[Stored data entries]
· · ·

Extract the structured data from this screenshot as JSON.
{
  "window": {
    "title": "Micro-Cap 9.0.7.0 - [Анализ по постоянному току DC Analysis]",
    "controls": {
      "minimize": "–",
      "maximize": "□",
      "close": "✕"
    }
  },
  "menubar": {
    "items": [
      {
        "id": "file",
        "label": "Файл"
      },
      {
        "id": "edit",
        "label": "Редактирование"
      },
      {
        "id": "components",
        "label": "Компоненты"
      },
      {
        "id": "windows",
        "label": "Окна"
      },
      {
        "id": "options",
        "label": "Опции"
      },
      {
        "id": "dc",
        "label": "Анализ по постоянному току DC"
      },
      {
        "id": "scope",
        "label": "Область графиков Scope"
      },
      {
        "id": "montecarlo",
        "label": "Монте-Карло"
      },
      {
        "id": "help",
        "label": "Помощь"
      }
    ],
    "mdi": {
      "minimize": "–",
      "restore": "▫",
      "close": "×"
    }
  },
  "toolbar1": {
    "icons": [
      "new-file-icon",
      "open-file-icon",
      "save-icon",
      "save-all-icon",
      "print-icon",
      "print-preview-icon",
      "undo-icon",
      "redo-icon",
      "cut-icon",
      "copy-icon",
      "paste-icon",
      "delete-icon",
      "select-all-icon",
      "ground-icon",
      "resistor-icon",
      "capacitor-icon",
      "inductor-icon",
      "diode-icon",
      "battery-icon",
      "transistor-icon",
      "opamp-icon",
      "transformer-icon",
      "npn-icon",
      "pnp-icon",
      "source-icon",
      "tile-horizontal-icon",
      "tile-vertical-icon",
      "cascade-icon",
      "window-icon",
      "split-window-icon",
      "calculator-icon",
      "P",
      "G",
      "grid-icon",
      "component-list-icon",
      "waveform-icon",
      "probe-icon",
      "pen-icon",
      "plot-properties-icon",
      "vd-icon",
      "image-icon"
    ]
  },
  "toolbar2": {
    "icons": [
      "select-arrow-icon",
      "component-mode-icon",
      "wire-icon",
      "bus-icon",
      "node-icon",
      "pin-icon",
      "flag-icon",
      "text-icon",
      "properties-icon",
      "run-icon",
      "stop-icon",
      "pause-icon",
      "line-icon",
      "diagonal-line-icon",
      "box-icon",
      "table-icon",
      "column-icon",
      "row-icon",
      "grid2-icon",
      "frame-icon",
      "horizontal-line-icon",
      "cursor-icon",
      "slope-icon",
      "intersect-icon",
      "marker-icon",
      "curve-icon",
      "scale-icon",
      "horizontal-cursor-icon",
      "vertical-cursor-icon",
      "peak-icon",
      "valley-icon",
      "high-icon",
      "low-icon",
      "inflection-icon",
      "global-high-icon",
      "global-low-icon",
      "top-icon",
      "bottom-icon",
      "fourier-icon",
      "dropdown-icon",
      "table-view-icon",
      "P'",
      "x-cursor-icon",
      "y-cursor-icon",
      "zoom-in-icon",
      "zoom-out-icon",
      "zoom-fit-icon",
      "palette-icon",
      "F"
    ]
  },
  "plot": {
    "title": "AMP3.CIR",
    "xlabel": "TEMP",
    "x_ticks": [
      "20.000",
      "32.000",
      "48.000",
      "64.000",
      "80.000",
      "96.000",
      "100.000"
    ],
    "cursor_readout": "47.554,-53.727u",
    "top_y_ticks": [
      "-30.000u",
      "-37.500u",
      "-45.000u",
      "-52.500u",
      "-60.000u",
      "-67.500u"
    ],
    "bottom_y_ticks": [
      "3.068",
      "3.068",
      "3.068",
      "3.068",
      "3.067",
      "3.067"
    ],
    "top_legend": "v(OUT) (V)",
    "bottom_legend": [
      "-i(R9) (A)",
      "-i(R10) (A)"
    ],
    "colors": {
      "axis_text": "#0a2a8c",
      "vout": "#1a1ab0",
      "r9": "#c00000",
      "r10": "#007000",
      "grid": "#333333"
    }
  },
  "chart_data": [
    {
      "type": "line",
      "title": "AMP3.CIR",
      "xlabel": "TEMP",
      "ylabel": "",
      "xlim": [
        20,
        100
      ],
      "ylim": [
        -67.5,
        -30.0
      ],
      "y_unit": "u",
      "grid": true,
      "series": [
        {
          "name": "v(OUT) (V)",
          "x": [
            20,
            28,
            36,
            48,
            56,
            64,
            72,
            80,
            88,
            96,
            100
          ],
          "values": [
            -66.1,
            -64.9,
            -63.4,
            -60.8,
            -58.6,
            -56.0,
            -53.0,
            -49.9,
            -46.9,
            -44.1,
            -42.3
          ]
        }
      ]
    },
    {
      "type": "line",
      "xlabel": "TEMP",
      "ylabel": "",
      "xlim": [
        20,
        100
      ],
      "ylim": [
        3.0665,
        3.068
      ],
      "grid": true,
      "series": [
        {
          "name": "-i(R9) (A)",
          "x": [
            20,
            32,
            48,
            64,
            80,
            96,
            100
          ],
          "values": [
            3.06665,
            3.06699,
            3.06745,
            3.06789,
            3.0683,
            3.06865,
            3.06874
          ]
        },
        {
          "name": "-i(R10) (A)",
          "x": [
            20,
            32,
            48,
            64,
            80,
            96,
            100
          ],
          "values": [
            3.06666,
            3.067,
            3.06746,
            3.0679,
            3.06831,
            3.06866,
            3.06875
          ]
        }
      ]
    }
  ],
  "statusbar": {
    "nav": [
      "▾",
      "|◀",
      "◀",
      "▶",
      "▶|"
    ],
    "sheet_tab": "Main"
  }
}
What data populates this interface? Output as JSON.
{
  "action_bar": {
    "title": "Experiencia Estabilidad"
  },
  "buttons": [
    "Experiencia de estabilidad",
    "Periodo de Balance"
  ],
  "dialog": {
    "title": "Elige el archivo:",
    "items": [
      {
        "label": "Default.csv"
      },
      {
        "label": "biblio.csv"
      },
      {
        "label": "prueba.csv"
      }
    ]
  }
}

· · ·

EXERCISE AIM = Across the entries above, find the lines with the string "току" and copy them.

WRITTEN RESPONSE =
    "title": "Micro-Cap 9.0.7.0 - [Анализ по постоянному току DC Analysis]",
        "label": "Анализ по постоянному току DC"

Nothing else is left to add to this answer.